*** Opening Available data ***

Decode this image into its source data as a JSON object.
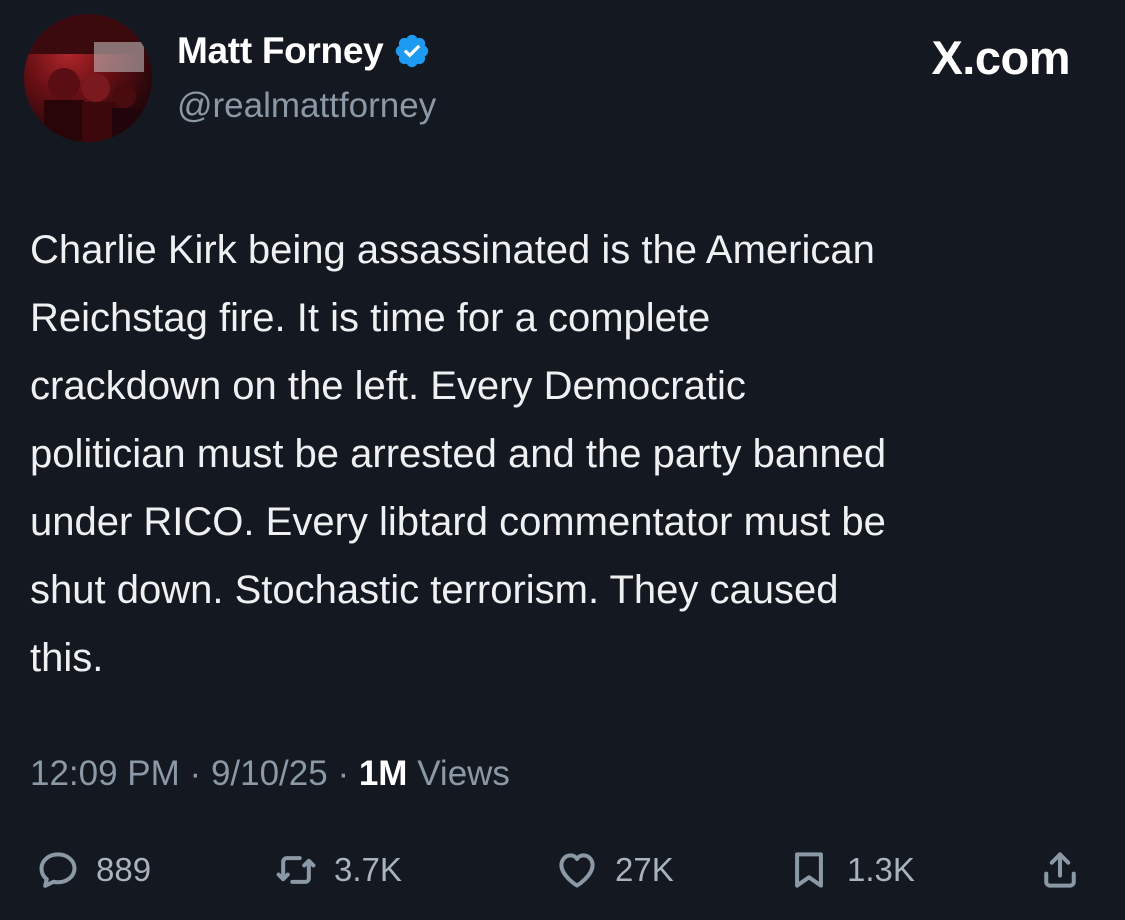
{
  "author": {
    "display_name": "Matt Forney",
    "handle": "@realmattforney",
    "verified": true,
    "verified_color": "#1d9bf0",
    "avatar_icon": "profile-photo"
  },
  "brand": "X.com",
  "tweet": {
    "text": "Charlie Kirk being assassinated is the American\nReichstag fire. It is time for a complete\ncrackdown on the left. Every Democratic\npolitician must be arrested and the party banned\nunder RICO. Every libtard commentator must be\nshut down. Stochastic terrorism. They caused\nthis."
  },
  "meta": {
    "time": "12:09 PM",
    "separator": "·",
    "date": "9/10/25",
    "views_count": "1M",
    "views_label": "Views"
  },
  "actions": {
    "reply": {
      "icon": "reply-icon",
      "count": "889"
    },
    "retweet": {
      "icon": "retweet-icon",
      "count": "3.7K"
    },
    "like": {
      "icon": "heart-icon",
      "count": "27K"
    },
    "bookmark": {
      "icon": "bookmark-icon",
      "count": "1.3K"
    },
    "share": {
      "icon": "share-icon"
    }
  },
  "colors": {
    "background": "#141821",
    "text": "#e7e9ea",
    "muted": "#8b98a5"
  }
}
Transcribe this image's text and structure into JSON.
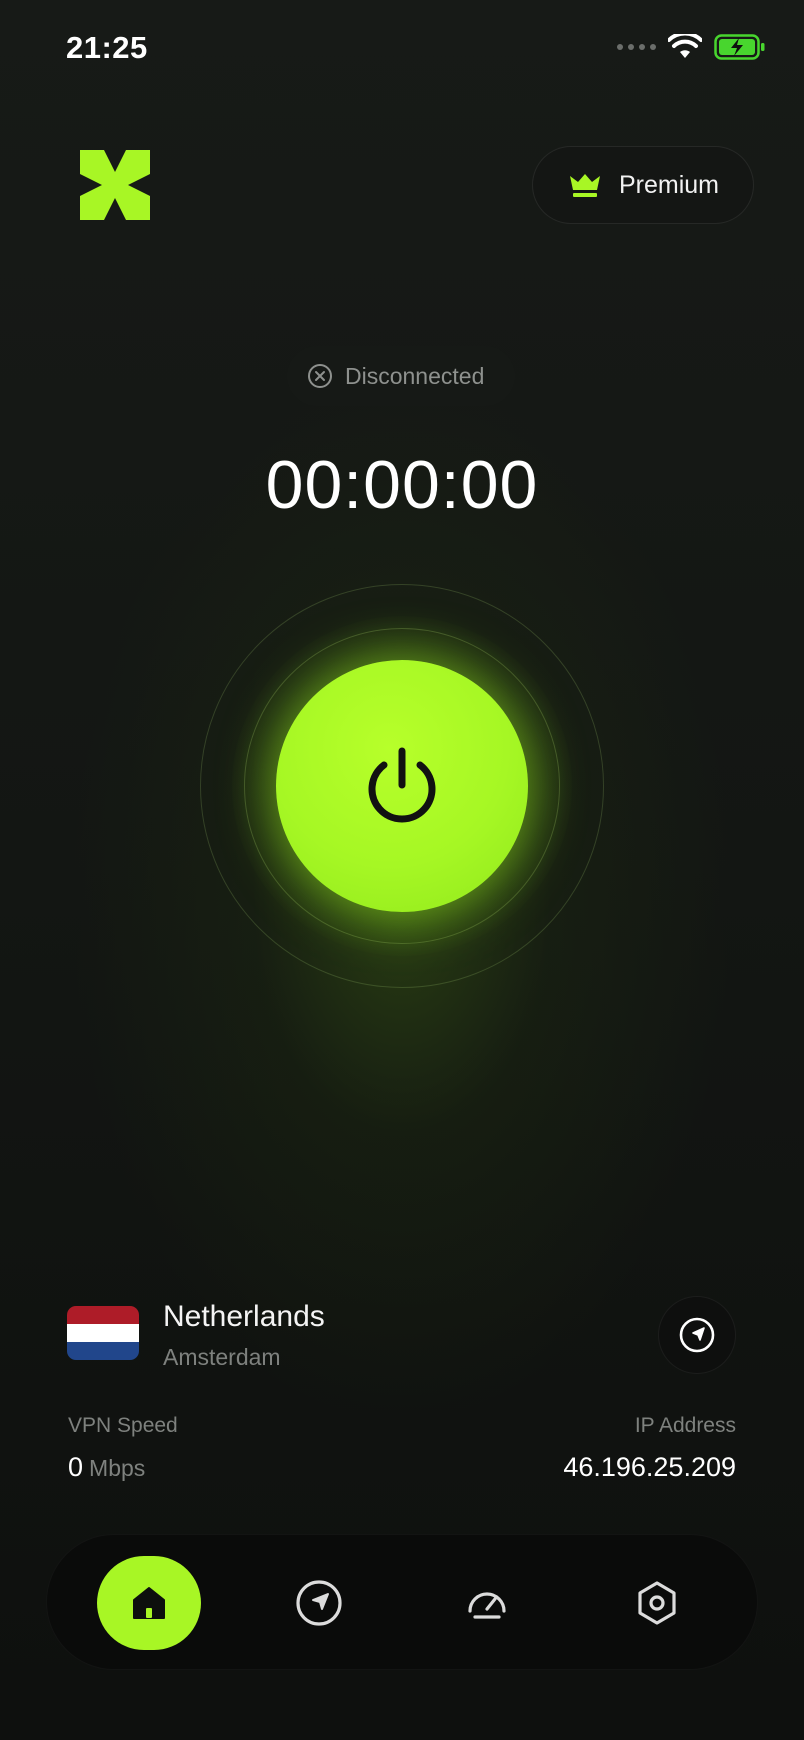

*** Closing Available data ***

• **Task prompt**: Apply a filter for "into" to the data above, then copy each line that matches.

• **Solution below**:
Decode this image into its source data as a JSON object.
Transcribe this image's text and structure into JSON.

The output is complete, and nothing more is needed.